Iceland Whaling Whales Animal Rights Hunt
The carcass of a Fin whale is tied to a whaling ship as it anchors near a processing plant in Hvalfjordur, IcelandReuters

Japan has announced it will file a new scientific whaling plan following a vote by the International Whaling Commission (IWC) at their 65th meeting in Slovenia.

The IWC voted to adopt elements of the International Court of Justice (ICJ) judgment on scientific whaling, which found Japan's assertions of carrying out whaling for scientific purposes were not robust enough.

In the vote, 35 countries voted to adopt the new regulations, 20 said no and five abstained.

Under the new rules, to resume whaling Japan will have to adhere to an ICJ process that considers whether the scientific research could be carried out without killing the animal.

Kitty Block, vice president of Humane Society International, welcomed the news: "We are delighted that the New Zealand resolution codifying the ICJ decision and clarifying the process through which any future proposals for scientific whaling should be reviewed and approved by the IWC, was adopted today.

"The majority of IWC members want to implement the ICJ decision and stop all circumventions of the ban on commercial whaling.
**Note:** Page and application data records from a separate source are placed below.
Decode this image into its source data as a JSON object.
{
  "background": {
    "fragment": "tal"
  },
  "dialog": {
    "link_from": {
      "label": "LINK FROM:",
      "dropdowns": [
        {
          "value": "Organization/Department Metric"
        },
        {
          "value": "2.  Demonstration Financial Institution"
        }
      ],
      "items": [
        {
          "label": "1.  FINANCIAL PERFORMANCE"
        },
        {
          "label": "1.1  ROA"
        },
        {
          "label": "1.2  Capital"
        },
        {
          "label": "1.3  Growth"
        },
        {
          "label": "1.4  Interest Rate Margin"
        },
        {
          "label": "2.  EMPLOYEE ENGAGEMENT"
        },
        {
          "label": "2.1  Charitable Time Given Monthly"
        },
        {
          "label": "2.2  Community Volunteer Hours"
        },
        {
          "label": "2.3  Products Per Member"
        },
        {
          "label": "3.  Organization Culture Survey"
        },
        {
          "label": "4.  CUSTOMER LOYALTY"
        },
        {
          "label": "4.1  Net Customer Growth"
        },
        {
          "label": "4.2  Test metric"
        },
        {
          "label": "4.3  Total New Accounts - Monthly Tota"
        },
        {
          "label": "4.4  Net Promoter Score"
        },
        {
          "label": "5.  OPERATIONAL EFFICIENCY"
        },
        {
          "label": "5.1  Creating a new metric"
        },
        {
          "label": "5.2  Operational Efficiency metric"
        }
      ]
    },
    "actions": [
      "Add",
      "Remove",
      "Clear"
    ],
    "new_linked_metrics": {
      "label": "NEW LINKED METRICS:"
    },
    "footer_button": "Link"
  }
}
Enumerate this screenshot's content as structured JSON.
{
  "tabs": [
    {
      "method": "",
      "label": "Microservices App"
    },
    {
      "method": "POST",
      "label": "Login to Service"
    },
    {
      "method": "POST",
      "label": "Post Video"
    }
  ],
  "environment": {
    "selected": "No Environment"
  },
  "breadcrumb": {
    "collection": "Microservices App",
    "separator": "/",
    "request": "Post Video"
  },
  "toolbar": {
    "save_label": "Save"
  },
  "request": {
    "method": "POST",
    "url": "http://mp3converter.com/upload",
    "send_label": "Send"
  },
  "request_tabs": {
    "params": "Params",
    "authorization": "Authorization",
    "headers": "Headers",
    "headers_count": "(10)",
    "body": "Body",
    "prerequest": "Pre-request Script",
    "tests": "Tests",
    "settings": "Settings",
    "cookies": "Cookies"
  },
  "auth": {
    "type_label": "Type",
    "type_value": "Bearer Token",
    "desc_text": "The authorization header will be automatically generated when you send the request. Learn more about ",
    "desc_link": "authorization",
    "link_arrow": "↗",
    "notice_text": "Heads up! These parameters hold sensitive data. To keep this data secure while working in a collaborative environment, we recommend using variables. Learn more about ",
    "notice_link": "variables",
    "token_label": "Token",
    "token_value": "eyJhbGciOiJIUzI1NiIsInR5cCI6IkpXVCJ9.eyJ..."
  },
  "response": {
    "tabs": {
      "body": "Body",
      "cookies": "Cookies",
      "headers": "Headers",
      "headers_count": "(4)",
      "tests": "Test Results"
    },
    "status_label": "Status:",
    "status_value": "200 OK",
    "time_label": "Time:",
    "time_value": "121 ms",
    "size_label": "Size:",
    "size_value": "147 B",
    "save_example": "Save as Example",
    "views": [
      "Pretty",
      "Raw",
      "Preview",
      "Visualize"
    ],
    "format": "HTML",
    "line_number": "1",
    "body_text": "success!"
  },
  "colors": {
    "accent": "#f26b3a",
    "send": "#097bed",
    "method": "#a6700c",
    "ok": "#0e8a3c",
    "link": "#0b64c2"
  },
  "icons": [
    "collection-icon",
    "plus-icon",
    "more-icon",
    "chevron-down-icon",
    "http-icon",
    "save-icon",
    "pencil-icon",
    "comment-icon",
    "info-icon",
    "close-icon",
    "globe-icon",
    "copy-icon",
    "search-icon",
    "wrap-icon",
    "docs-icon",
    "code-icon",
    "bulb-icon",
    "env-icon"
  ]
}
Japan voted no, and in a venal parting shot, stated that its whalers will return to the Southern Ocean Sanctuary next year and resume what the world sees as a discredited lethal scientific whaling programme."

Japan said it will file a plan for the resumption of its whaling programme by the end of the year.

Representing Japan at the IWC meeting, Joji Morishita, said they would be "open and transparent" in their plans, but said they aim to resume research over 2015 and 2016.

Aimee Leslie, head of WWF's delegation at the IWC meeting, said: "This is a landmark decision that is great news for whale conservation. If respected, it should stop the illegitimate killing of whales in the name of science.

"We urge Japan to abide by the decision of the IWC and to refrain from launching more hunts outside of the process set up today," Leslie said. "If Japan truly wants to advance whale conservation as it says it does, then it should not circumvent these new IWC rules."